* REQUIREMENT *
Restate exactly, and only, the lines spanning from the one with "Decode this image" to the end of the records below.

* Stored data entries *
*****

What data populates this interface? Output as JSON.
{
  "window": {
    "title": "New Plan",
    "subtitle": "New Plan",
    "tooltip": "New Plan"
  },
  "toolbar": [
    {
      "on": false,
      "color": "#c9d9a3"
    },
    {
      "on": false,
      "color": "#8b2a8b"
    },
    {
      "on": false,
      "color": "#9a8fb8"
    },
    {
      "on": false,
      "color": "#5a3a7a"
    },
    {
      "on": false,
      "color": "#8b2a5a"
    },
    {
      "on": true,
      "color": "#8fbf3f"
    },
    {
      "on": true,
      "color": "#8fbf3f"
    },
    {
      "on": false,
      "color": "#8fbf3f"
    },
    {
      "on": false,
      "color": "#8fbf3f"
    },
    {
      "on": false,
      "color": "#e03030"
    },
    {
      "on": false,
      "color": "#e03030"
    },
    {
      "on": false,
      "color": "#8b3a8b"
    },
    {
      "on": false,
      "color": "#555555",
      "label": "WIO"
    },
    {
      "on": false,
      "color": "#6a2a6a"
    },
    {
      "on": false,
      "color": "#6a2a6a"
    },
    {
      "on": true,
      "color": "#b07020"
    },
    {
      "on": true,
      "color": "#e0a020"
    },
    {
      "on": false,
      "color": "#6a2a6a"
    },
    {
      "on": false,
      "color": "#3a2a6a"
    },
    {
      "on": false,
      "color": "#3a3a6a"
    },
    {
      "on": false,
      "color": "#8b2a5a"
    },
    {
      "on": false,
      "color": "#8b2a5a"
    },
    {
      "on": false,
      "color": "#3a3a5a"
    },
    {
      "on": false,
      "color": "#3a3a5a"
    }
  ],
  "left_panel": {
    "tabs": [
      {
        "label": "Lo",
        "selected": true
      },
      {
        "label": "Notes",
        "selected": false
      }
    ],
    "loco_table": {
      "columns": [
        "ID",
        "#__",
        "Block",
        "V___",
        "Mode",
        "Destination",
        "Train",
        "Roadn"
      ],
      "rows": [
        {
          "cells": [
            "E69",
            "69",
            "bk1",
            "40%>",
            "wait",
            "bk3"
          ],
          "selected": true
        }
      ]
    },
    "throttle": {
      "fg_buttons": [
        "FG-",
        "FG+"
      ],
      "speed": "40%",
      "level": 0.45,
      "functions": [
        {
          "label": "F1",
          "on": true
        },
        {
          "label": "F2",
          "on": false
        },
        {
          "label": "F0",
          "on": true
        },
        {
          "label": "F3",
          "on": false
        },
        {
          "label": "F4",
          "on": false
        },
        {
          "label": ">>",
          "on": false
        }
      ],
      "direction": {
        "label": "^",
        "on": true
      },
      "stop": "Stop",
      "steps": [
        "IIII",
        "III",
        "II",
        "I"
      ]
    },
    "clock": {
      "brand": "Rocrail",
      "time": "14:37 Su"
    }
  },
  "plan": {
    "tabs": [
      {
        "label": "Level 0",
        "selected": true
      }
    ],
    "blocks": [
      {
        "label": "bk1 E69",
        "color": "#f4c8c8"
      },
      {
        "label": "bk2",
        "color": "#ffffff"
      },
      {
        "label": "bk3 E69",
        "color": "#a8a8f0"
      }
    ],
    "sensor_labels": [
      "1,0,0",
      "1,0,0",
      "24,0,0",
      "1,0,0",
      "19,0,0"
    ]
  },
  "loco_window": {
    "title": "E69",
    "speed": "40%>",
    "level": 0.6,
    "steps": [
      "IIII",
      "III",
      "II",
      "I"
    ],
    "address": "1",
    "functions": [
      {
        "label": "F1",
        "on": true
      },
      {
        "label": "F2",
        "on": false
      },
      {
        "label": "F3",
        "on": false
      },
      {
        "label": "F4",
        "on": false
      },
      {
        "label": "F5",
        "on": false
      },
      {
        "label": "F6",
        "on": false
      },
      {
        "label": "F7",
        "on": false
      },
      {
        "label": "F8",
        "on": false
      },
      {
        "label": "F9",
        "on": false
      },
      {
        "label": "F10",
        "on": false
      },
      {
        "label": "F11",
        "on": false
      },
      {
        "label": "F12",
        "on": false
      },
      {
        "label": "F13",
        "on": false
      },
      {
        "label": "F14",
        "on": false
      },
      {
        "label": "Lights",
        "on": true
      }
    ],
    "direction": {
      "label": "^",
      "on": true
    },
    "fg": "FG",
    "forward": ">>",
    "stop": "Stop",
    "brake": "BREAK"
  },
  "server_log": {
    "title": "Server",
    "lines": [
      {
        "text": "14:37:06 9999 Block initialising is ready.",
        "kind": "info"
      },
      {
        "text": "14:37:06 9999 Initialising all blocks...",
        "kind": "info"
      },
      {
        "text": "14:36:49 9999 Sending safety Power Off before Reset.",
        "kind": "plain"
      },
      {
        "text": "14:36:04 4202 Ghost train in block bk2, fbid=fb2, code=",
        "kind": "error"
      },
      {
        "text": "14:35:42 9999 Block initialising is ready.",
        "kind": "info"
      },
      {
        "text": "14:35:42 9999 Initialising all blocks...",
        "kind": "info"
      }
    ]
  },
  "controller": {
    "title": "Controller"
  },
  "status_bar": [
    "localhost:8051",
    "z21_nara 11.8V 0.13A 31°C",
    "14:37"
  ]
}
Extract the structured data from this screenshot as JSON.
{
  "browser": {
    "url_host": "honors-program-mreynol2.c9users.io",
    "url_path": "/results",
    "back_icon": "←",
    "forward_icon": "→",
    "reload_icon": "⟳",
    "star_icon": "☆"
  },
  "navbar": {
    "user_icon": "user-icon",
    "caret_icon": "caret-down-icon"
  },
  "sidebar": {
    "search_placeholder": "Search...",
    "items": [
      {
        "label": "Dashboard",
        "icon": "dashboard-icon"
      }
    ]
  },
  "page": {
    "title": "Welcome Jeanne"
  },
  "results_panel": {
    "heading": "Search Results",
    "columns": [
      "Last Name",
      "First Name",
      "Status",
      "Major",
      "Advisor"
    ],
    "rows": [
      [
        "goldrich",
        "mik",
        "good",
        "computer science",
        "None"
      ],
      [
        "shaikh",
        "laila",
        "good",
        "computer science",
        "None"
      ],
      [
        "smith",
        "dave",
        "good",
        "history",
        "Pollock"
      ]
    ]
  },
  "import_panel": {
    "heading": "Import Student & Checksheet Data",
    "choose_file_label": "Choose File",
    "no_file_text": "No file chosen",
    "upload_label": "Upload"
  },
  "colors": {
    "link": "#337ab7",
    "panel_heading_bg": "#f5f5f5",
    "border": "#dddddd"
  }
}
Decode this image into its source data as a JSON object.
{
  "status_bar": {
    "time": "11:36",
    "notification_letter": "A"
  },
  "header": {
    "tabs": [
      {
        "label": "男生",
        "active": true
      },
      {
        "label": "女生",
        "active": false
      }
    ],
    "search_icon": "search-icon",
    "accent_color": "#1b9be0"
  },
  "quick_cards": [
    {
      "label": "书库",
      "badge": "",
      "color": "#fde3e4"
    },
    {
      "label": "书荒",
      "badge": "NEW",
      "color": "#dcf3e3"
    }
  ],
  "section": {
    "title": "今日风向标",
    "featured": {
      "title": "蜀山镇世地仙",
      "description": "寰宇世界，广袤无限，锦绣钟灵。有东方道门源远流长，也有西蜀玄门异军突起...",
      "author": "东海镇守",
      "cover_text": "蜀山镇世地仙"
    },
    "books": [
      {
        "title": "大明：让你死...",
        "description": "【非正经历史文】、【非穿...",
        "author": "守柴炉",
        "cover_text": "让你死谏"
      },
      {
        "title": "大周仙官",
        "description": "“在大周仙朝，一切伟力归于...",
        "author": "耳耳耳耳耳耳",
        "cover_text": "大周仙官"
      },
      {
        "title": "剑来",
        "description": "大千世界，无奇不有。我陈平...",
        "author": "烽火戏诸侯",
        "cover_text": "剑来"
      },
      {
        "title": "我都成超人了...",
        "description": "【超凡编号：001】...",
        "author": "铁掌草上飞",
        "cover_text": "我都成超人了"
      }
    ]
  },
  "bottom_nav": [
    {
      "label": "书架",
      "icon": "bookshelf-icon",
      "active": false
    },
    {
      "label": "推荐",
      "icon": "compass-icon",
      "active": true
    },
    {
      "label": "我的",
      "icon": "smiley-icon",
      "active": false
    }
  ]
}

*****

* OUTPUT OF THE EXERCISE *
Decode this image into its source data as a JSON object.
{
  "status_bar": {
    "time": "11:36",
    "notification_letter": "A"
  },
  "header": {
    "tabs": [
      {
        "label": "男生",
        "active": true
      },
      {
        "label": "女生",
        "active": false
      }
    ],
    "search_icon": "search-icon",
    "accent_color": "#1b9be0"
  },
  "quick_cards": [
    {
      "label": "书库",
      "badge": "",
      "color": "#fde3e4"
    },
    {
      "label": "书荒",
      "badge": "NEW",
      "color": "#dcf3e3"
    }
  ],
  "section": {
    "title": "今日风向标",
    "featured": {
      "title": "蜀山镇世地仙",
      "description": "寰宇世界，广袤无限，锦绣钟灵。有东方道门源远流长，也有西蜀玄门异军突起...",
      "author": "东海镇守",
      "cover_text": "蜀山镇世地仙"
    },
    "books": [
      {
        "title": "大明：让你死...",
        "description": "【非正经历史文】、【非穿...",
        "author": "守柴炉",
        "cover_text": "让你死谏"
      },
      {
        "title": "大周仙官",
        "description": "“在大周仙朝，一切伟力归于...",
        "author": "耳耳耳耳耳耳",
        "cover_text": "大周仙官"
      },
      {
        "title": "剑来",
        "description": "大千世界，无奇不有。我陈平...",
        "author": "烽火戏诸侯",
        "cover_text": "剑来"
      },
      {
        "title": "我都成超人了...",
        "description": "【超凡编号：001】...",
        "author": "铁掌草上飞",
        "cover_text": "我都成超人了"
      }
    ]
  },
  "bottom_nav": [
    {
      "label": "书架",
      "icon": "bookshelf-icon",
      "active": false
    },
    {
      "label": "推荐",
      "icon": "compass-icon",
      "active": true
    },
    {
      "label": "我的",
      "icon": "smiley-icon",
      "active": false
    }
  ]
}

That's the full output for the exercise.